So when the idea of going for a yoga retreat first popped into my head, I asked everyone I know if they would come along with me. None wanted to. They were either not that into yoga, or not at all. The first retreat advertisement I saw was in India. Everybody opposed when they heard of it. The rape cases were in the news then and so I shelved the idea. The next retreat I saw was this one in Nepal. Nepal was a county I had always wanted to visit. I imagined myself doing yoga against the back drop of the Himalayas and the opportunity was too good to miss, even if no one wanted to come. Hubby had a business trip during the same period and he was supportive of this trip. I wrote to the organizer, Routes of Yoga (ROY) and received a very assuring letter from them. So before I could change my mind, I transferred payment to them.
It was the best trip of my life. My accommodation at Chandra Ban Eco-Resort was one hour away from the rush and buzz of Kathmandu. Situated high atop a hill, we had a wonderful view of the valley. In the morning, the sounds of the valley mingled with the calls of nature.
The 6 day-trip was filled with yoga classes, hikes and excursions.

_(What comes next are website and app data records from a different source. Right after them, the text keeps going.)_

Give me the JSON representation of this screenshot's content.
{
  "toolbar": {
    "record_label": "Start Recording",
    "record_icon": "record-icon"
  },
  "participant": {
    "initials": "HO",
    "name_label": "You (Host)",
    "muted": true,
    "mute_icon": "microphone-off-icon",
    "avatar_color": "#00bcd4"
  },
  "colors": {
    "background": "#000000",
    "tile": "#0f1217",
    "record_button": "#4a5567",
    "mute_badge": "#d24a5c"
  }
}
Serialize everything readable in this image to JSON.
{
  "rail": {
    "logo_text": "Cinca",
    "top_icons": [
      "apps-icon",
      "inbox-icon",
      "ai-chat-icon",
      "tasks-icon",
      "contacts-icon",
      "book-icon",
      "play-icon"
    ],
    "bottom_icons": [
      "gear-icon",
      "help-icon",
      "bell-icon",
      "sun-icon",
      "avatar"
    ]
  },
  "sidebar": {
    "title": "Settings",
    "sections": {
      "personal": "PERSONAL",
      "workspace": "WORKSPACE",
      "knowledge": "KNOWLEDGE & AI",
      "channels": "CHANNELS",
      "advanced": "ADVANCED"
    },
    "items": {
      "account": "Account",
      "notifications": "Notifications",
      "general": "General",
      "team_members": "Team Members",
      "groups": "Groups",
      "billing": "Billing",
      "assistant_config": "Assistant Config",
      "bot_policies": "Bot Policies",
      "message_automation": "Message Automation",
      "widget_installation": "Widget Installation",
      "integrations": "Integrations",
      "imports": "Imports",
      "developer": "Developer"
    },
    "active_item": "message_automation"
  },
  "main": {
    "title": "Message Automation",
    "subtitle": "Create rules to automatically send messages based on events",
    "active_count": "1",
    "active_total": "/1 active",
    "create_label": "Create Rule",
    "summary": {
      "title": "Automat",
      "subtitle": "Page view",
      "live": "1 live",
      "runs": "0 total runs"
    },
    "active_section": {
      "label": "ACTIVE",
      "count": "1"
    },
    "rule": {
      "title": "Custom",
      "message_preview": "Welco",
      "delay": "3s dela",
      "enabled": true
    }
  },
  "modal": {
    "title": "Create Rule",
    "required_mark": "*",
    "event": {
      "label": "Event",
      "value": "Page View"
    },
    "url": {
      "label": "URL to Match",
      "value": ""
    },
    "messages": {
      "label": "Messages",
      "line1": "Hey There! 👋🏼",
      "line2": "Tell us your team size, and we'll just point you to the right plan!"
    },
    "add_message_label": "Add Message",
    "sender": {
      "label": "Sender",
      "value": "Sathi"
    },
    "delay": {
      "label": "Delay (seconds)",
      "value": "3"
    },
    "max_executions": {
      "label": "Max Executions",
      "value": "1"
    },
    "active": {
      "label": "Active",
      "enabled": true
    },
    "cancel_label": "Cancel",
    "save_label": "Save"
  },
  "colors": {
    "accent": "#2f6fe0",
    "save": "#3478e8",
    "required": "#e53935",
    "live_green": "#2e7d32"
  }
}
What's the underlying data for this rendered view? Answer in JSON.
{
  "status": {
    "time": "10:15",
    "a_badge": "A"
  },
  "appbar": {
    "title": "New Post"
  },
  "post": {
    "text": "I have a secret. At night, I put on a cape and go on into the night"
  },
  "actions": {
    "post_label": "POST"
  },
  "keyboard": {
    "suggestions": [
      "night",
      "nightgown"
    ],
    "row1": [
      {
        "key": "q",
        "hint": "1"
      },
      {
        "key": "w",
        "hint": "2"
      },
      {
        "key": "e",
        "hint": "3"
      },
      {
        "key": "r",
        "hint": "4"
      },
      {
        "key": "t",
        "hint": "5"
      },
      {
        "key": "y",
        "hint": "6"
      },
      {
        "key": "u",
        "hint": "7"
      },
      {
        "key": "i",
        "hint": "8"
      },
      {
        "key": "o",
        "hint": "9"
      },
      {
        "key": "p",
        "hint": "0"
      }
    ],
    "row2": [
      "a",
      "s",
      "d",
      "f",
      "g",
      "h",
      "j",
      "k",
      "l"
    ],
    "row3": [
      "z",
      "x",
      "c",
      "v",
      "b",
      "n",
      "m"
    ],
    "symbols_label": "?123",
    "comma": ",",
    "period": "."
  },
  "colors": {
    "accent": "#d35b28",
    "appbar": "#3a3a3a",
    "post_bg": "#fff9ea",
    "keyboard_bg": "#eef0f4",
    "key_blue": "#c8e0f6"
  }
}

Most mornings, we would be doing two-hour yoga classes before breakfast, followed by visits to famous landmarks around Kathmandu, which included the Pashupati World Heritage Area, Boudhanath where the largest stupa is located, two Tibaten monastries in Pharping and Namo Buddha and a night out at tourist spot Thamel.
There was a day which we went on a short hike, where we saw the peaks of the Himalayas above the clouds (surreal!), practised yoga among pine woods and then had a delicious vegetarian picnic.
On another day, we explored the hills and village around our resort and tried the bamboo swings which we passed by everyday going out of the village.
We had so much fun, since it had been quite some time since any of us had been on a swing. The villagers were friendly and one even offered to push.
The week while we were there was the week of Hindu Festival Dewali. (In Singapore, it’s know as Deepavali.) Travelling bands entertained villages, dogs, cows and humans were adorned in garlands, and buildings were illuminated with strings of flickering coloured lights like a gigantic Christmas trees, despite that the country has load-sharing, where electricity is limited.
My fellow yogis, four other women from Singapore, Canada, UK, and Japan, were also lone travelers and we bonded instantly with our two instructors. They were all easy-going, helpful and generally affable. We shared tales of our lives back home and and our dreams. The small group enhanced the intimacy of the trip and we were all glad we made the decision to come to Nepal.
It was a huge step out of comfort zone for me. But you know what? I learn that the place outside my comfort zone was more exciting, more amazing and more alluring. I just need to make that first step.